"Senate Republicans are now privately threatening to derail the confirmation of key Obama administration nominees for top legal positions by linking the votes to suppressing critical torture memos from the Bush era. A reliable Justice Department source advises me that Senate Republicans are planning to "go nuclear" over the nominations of Dawn Johnsen as chief of the Office of Legal Counsel (OLC) in the Department of Justice and Yale Law School Dean Harold Koh as State Department legal counsel if the torture documents are made public. The source says these threats are the principal reason for the Obama administration's abrupt pull back last week from a commitment to release some of the documents. A Republican Senate source confirms the strategy. It now appears that Republicans are seeking an Obama commitment to safeguard the Bush administration's darkest secrets in exchange for letting these nominations go forward. (...)
The Justice Department source confirms to me that Brennan has consistently opposed making public the torture memos -- and any other details about the operations of the extraordinary renditions program -- but this source suggests that concern about the G.O.P.'s roadblock in the confirmation process is the principle reason that the memos were not released. Republican senators have expressed strong reservations about their promised exposure, expressing alarm that a critique of the memos by Justice's ethics office (Office of Professional Responsibility) will also be released. "There was no 'direct' threat," said the source, "but the message was communicated clearly -- if the OLC and OPR memoranda are released to the public, there will be war." This is understood as a threat to filibuster the nominations of Johnsen and Koh. Not only are they among the most prominent academic critics of the torture memoranda, but are also viewed as the strongest advocates for release of the torture memos on Obama's legal policy team.[snip]
A Republican Senate staffer further has confirmed to me that the Johnsen nomination was discussed at the last G.O.P. caucus meeting.

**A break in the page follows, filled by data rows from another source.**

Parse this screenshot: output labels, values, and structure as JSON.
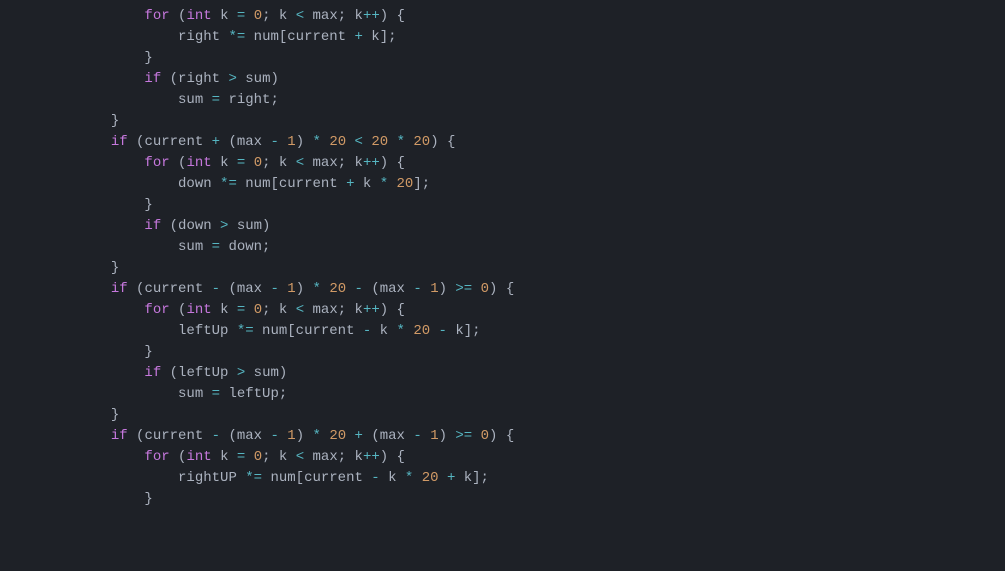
{
  "code": {
    "lines": [
      {
        "indent": 16,
        "tokens": [
          {
            "t": "for",
            "c": "kw"
          },
          {
            "t": " (",
            "c": "punc"
          },
          {
            "t": "int",
            "c": "kw"
          },
          {
            "t": " k ",
            "c": "id"
          },
          {
            "t": "=",
            "c": "op"
          },
          {
            "t": " ",
            "c": "id"
          },
          {
            "t": "0",
            "c": "num"
          },
          {
            "t": "; k ",
            "c": "id"
          },
          {
            "t": "<",
            "c": "op"
          },
          {
            "t": " max; k",
            "c": "id"
          },
          {
            "t": "++",
            "c": "op"
          },
          {
            "t": ") {",
            "c": "punc"
          }
        ]
      },
      {
        "indent": 20,
        "tokens": [
          {
            "t": "right ",
            "c": "id"
          },
          {
            "t": "*=",
            "c": "op"
          },
          {
            "t": " num[current ",
            "c": "id"
          },
          {
            "t": "+",
            "c": "op"
          },
          {
            "t": " k];",
            "c": "id"
          }
        ]
      },
      {
        "indent": 16,
        "tokens": [
          {
            "t": "}",
            "c": "punc"
          }
        ]
      },
      {
        "indent": 16,
        "tokens": [
          {
            "t": "if",
            "c": "kw"
          },
          {
            "t": " (right ",
            "c": "id"
          },
          {
            "t": ">",
            "c": "op"
          },
          {
            "t": " sum)",
            "c": "id"
          }
        ]
      },
      {
        "indent": 20,
        "tokens": [
          {
            "t": "sum ",
            "c": "id"
          },
          {
            "t": "=",
            "c": "op"
          },
          {
            "t": " right;",
            "c": "id"
          }
        ]
      },
      {
        "indent": 12,
        "tokens": [
          {
            "t": "}",
            "c": "punc"
          }
        ]
      },
      {
        "indent": 0,
        "tokens": [
          {
            "t": "",
            "c": "id"
          }
        ]
      },
      {
        "indent": 12,
        "tokens": [
          {
            "t": "if",
            "c": "kw"
          },
          {
            "t": " (current ",
            "c": "id"
          },
          {
            "t": "+",
            "c": "op"
          },
          {
            "t": " (max ",
            "c": "id"
          },
          {
            "t": "-",
            "c": "op"
          },
          {
            "t": " ",
            "c": "id"
          },
          {
            "t": "1",
            "c": "num"
          },
          {
            "t": ") ",
            "c": "id"
          },
          {
            "t": "*",
            "c": "op"
          },
          {
            "t": " ",
            "c": "id"
          },
          {
            "t": "20",
            "c": "num"
          },
          {
            "t": " ",
            "c": "id"
          },
          {
            "t": "<",
            "c": "op"
          },
          {
            "t": " ",
            "c": "id"
          },
          {
            "t": "20",
            "c": "num"
          },
          {
            "t": " ",
            "c": "id"
          },
          {
            "t": "*",
            "c": "op"
          },
          {
            "t": " ",
            "c": "id"
          },
          {
            "t": "20",
            "c": "num"
          },
          {
            "t": ") {",
            "c": "punc"
          }
        ]
      },
      {
        "indent": 16,
        "tokens": [
          {
            "t": "for",
            "c": "kw"
          },
          {
            "t": " (",
            "c": "punc"
          },
          {
            "t": "int",
            "c": "kw"
          },
          {
            "t": " k ",
            "c": "id"
          },
          {
            "t": "=",
            "c": "op"
          },
          {
            "t": " ",
            "c": "id"
          },
          {
            "t": "0",
            "c": "num"
          },
          {
            "t": "; k ",
            "c": "id"
          },
          {
            "t": "<",
            "c": "op"
          },
          {
            "t": " max; k",
            "c": "id"
          },
          {
            "t": "++",
            "c": "op"
          },
          {
            "t": ") {",
            "c": "punc"
          }
        ]
      },
      {
        "indent": 20,
        "tokens": [
          {
            "t": "down ",
            "c": "id"
          },
          {
            "t": "*=",
            "c": "op"
          },
          {
            "t": " num[current ",
            "c": "id"
          },
          {
            "t": "+",
            "c": "op"
          },
          {
            "t": " k ",
            "c": "id"
          },
          {
            "t": "*",
            "c": "op"
          },
          {
            "t": " ",
            "c": "id"
          },
          {
            "t": "20",
            "c": "num"
          },
          {
            "t": "];",
            "c": "id"
          }
        ]
      },
      {
        "indent": 16,
        "tokens": [
          {
            "t": "}",
            "c": "punc"
          }
        ]
      },
      {
        "indent": 16,
        "tokens": [
          {
            "t": "if",
            "c": "kw"
          },
          {
            "t": " (down ",
            "c": "id"
          },
          {
            "t": ">",
            "c": "op"
          },
          {
            "t": " sum)",
            "c": "id"
          }
        ]
      },
      {
        "indent": 20,
        "tokens": [
          {
            "t": "sum ",
            "c": "id"
          },
          {
            "t": "=",
            "c": "op"
          },
          {
            "t": " down;",
            "c": "id"
          }
        ]
      },
      {
        "indent": 12,
        "tokens": [
          {
            "t": "}",
            "c": "punc"
          }
        ]
      },
      {
        "indent": 0,
        "tokens": [
          {
            "t": "",
            "c": "id"
          }
        ]
      },
      {
        "indent": 12,
        "tokens": [
          {
            "t": "if",
            "c": "kw"
          },
          {
            "t": " (current ",
            "c": "id"
          },
          {
            "t": "-",
            "c": "op"
          },
          {
            "t": " (max ",
            "c": "id"
          },
          {
            "t": "-",
            "c": "op"
          },
          {
            "t": " ",
            "c": "id"
          },
          {
            "t": "1",
            "c": "num"
          },
          {
            "t": ") ",
            "c": "id"
          },
          {
            "t": "*",
            "c": "op"
          },
          {
            "t": " ",
            "c": "id"
          },
          {
            "t": "20",
            "c": "num"
          },
          {
            "t": " ",
            "c": "id"
          },
          {
            "t": "-",
            "c": "op"
          },
          {
            "t": " (max ",
            "c": "id"
          },
          {
            "t": "-",
            "c": "op"
          },
          {
            "t": " ",
            "c": "id"
          },
          {
            "t": "1",
            "c": "num"
          },
          {
            "t": ") ",
            "c": "id"
          },
          {
            "t": ">=",
            "c": "op"
          },
          {
            "t": " ",
            "c": "id"
          },
          {
            "t": "0",
            "c": "num"
          },
          {
            "t": ") {",
            "c": "punc"
          }
        ]
      },
      {
        "indent": 16,
        "tokens": [
          {
            "t": "for",
            "c": "kw"
          },
          {
            "t": " (",
            "c": "punc"
          },
          {
            "t": "int",
            "c": "kw"
          },
          {
            "t": " k ",
            "c": "id"
          },
          {
            "t": "=",
            "c": "op"
          },
          {
            "t": " ",
            "c": "id"
          },
          {
            "t": "0",
            "c": "num"
          },
          {
            "t": "; k ",
            "c": "id"
          },
          {
            "t": "<",
            "c": "op"
          },
          {
            "t": " max; k",
            "c": "id"
          },
          {
            "t": "++",
            "c": "op"
          },
          {
            "t": ") {",
            "c": "punc"
          }
        ]
      },
      {
        "indent": 20,
        "tokens": [
          {
            "t": "leftUp ",
            "c": "id"
          },
          {
            "t": "*=",
            "c": "op"
          },
          {
            "t": " num[current ",
            "c": "id"
          },
          {
            "t": "-",
            "c": "op"
          },
          {
            "t": " k ",
            "c": "id"
          },
          {
            "t": "*",
            "c": "op"
          },
          {
            "t": " ",
            "c": "id"
          },
          {
            "t": "20",
            "c": "num"
          },
          {
            "t": " ",
            "c": "id"
          },
          {
            "t": "-",
            "c": "op"
          },
          {
            "t": " k];",
            "c": "id"
          }
        ]
      },
      {
        "indent": 16,
        "tokens": [
          {
            "t": "}",
            "c": "punc"
          }
        ]
      },
      {
        "indent": 16,
        "tokens": [
          {
            "t": "if",
            "c": "kw"
          },
          {
            "t": " (leftUp ",
            "c": "id"
          },
          {
            "t": ">",
            "c": "op"
          },
          {
            "t": " sum)",
            "c": "id"
          }
        ]
      },
      {
        "indent": 20,
        "tokens": [
          {
            "t": "sum ",
            "c": "id"
          },
          {
            "t": "=",
            "c": "op"
          },
          {
            "t": " leftUp;",
            "c": "id"
          }
        ]
      },
      {
        "indent": 12,
        "tokens": [
          {
            "t": "}",
            "c": "punc"
          }
        ]
      },
      {
        "indent": 0,
        "tokens": [
          {
            "t": "",
            "c": "id"
          }
        ]
      },
      {
        "indent": 12,
        "tokens": [
          {
            "t": "if",
            "c": "kw"
          },
          {
            "t": " (current ",
            "c": "id"
          },
          {
            "t": "-",
            "c": "op"
          },
          {
            "t": " (max ",
            "c": "id"
          },
          {
            "t": "-",
            "c": "op"
          },
          {
            "t": " ",
            "c": "id"
          },
          {
            "t": "1",
            "c": "num"
          },
          {
            "t": ") ",
            "c": "id"
          },
          {
            "t": "*",
            "c": "op"
          },
          {
            "t": " ",
            "c": "id"
          },
          {
            "t": "20",
            "c": "num"
          },
          {
            "t": " ",
            "c": "id"
          },
          {
            "t": "+",
            "c": "op"
          },
          {
            "t": " (max ",
            "c": "id"
          },
          {
            "t": "-",
            "c": "op"
          },
          {
            "t": " ",
            "c": "id"
          },
          {
            "t": "1",
            "c": "num"
          },
          {
            "t": ") ",
            "c": "id"
          },
          {
            "t": ">=",
            "c": "op"
          },
          {
            "t": " ",
            "c": "id"
          },
          {
            "t": "0",
            "c": "num"
          },
          {
            "t": ") {",
            "c": "punc"
          }
        ]
      },
      {
        "indent": 16,
        "tokens": [
          {
            "t": "for",
            "c": "kw"
          },
          {
            "t": " (",
            "c": "punc"
          },
          {
            "t": "int",
            "c": "kw"
          },
          {
            "t": " k ",
            "c": "id"
          },
          {
            "t": "=",
            "c": "op"
          },
          {
            "t": " ",
            "c": "id"
          },
          {
            "t": "0",
            "c": "num"
          },
          {
            "t": "; k ",
            "c": "id"
          },
          {
            "t": "<",
            "c": "op"
          },
          {
            "t": " max; k",
            "c": "id"
          },
          {
            "t": "++",
            "c": "op"
          },
          {
            "t": ") {",
            "c": "punc"
          }
        ]
      },
      {
        "indent": 20,
        "tokens": [
          {
            "t": "rightUP ",
            "c": "id"
          },
          {
            "t": "*=",
            "c": "op"
          },
          {
            "t": " num[current ",
            "c": "id"
          },
          {
            "t": "-",
            "c": "op"
          },
          {
            "t": " k ",
            "c": "id"
          },
          {
            "t": "*",
            "c": "op"
          },
          {
            "t": " ",
            "c": "id"
          },
          {
            "t": "20",
            "c": "num"
          },
          {
            "t": " ",
            "c": "id"
          },
          {
            "t": "+",
            "c": "op"
          },
          {
            "t": " k];",
            "c": "id"
          }
        ]
      },
      {
        "indent": 16,
        "tokens": [
          {
            "t": "}",
            "c": "punc"
          }
        ]
      }
    ]
  }
}
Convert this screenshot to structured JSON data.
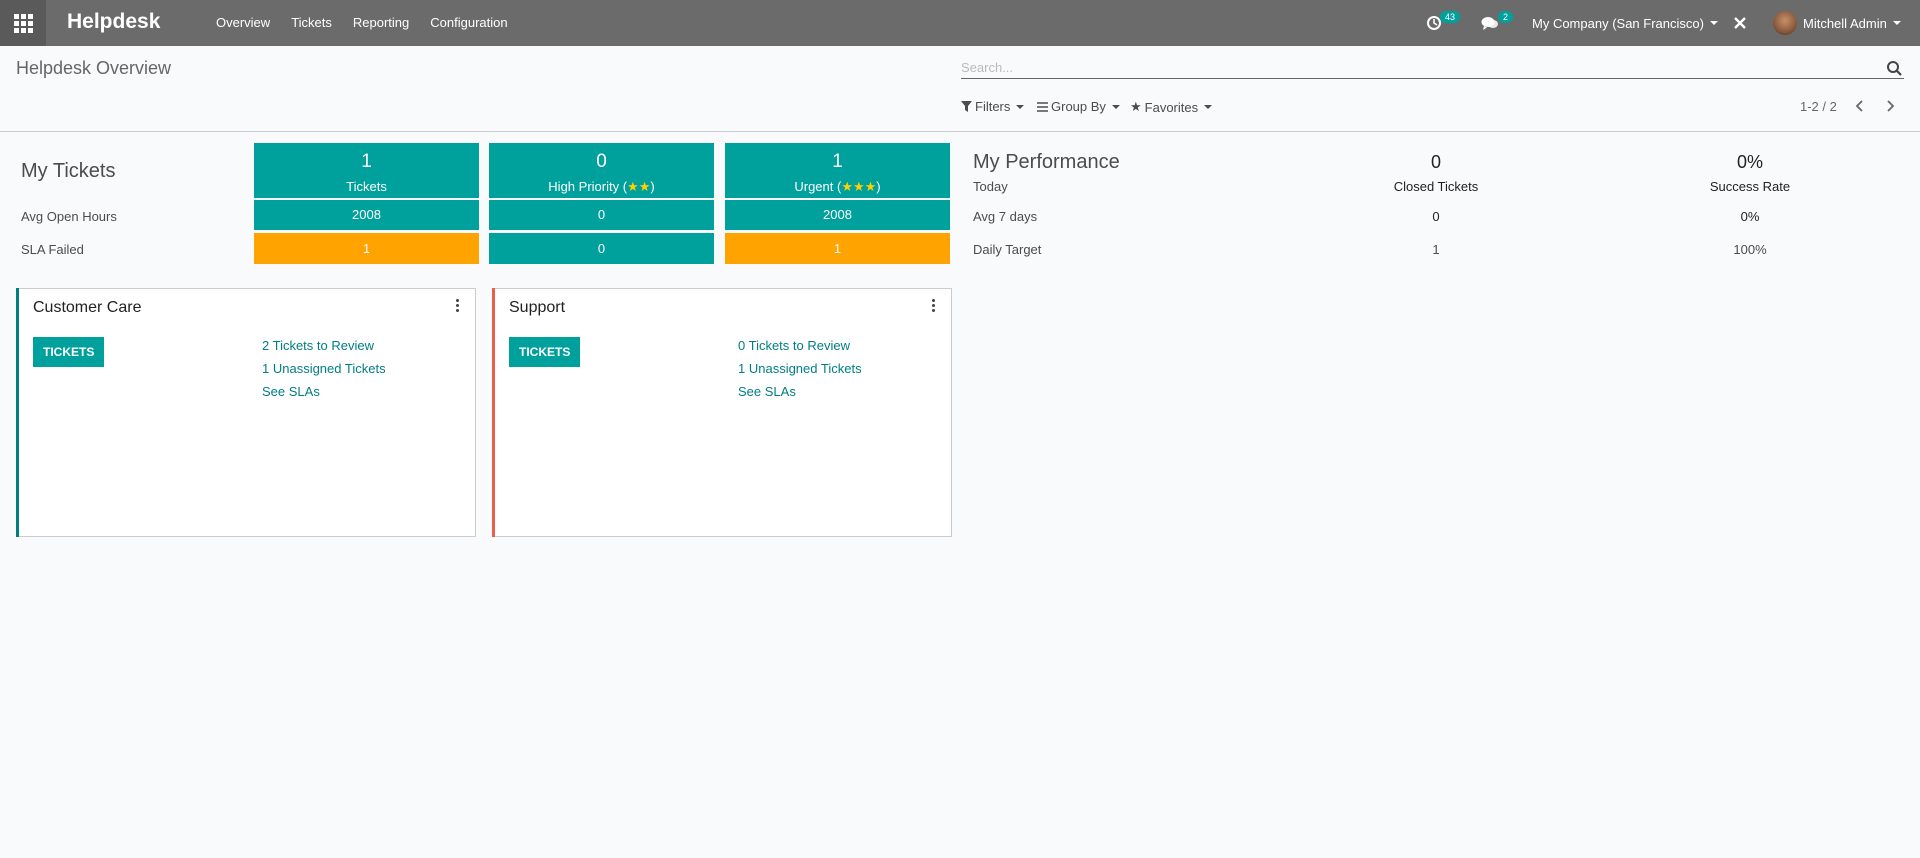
{
  "navbar": {
    "app_title": "Helpdesk",
    "menu": [
      "Overview",
      "Tickets",
      "Reporting",
      "Configuration"
    ],
    "activity_count": "43",
    "message_count": "2",
    "company": "My Company (San Francisco)",
    "user": "Mitchell Admin"
  },
  "control_panel": {
    "title": "Helpdesk Overview",
    "search_placeholder": "Search...",
    "filters": "Filters",
    "group_by": "Group By",
    "favorites": "Favorites",
    "pager": "1-2 / 2"
  },
  "my_tickets": {
    "title": "My Tickets",
    "row_labels": [
      "Avg Open Hours",
      "SLA Failed"
    ],
    "tiles": [
      {
        "value": "1",
        "label": "Tickets",
        "stars": "",
        "avg_hours": "2008",
        "sla_failed": "1"
      },
      {
        "value": "0",
        "label": "High Priority (",
        "stars": "★★",
        "avg_hours": "0",
        "sla_failed": "0"
      },
      {
        "value": "1",
        "label": "Urgent (",
        "stars": "★★★",
        "avg_hours": "2008",
        "sla_failed": "1"
      }
    ]
  },
  "my_performance": {
    "title": "My Performance",
    "rows": [
      "Today",
      "Avg 7 days",
      "Daily Target"
    ],
    "closed": {
      "today": "0",
      "label": "Closed Tickets",
      "avg7": "0",
      "target": "1"
    },
    "success": {
      "today": "0%",
      "label": "Success Rate",
      "avg7": "0%",
      "target": "100%"
    }
  },
  "teams": [
    {
      "name": "Customer Care",
      "button": "TICKETS",
      "links": [
        "2 Tickets to Review",
        "1 Unassigned Tickets",
        "See SLAs"
      ],
      "color": "#017e84"
    },
    {
      "name": "Support",
      "button": "TICKETS",
      "links": [
        "0 Tickets to Review",
        "1 Unassigned Tickets",
        "See SLAs"
      ],
      "color": "#e8604c"
    }
  ],
  "colors": {
    "teal": "#00a09d",
    "orange": "#ffa300",
    "navbar": "#6b6b6b"
  }
}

Not a single Republican indicated an intention to vote for Dawn Johnsen, while Senator John Cornyn of Texas was described as "gunning for her," specifically noting publication of the torture memos.
Besides the ugliness of the attacks, what the Republicans are doing is really unprecedented. First, the President has traditionally been given deference in the choice of his advisors. If some President wants to have someone in his cabinet, the presumption is that he ought to be able to do so, absent illegality or some sort of manifest incompetence. For the Republican Senators to hold these appointees up not for those reasons, but because they disagree with their policies, is just wrong; if this happened every time a new administration came into office, the opposition party would filibuster half the nominations and no one would never govern at all.
Second, what the Republicans are trying to do is to dictate to the President a matter that is purely his prerogative: deciding whether or not to unclassify documents. This is insane: it's as though Obama threatened to withhold funding for the Senate unless Mitch McConnell fired some staffer he didn't like. [UPDATE: Adam Serwer points out that it isn't even optional: a judge has ordered that the memos be turned over.]
And the combination -- holding appointments hostage while trashing people's reputations in order to keep Obama from making a decision he plainly has the right to make -- is unconscionable.
Alas, unconscionable acts have become their particular specialty. So has contempt for the law, slavering devotion to torture, and moral atrophy. With this latest fuckery, they've proven beyond reasonable doubt they're unfit for government service.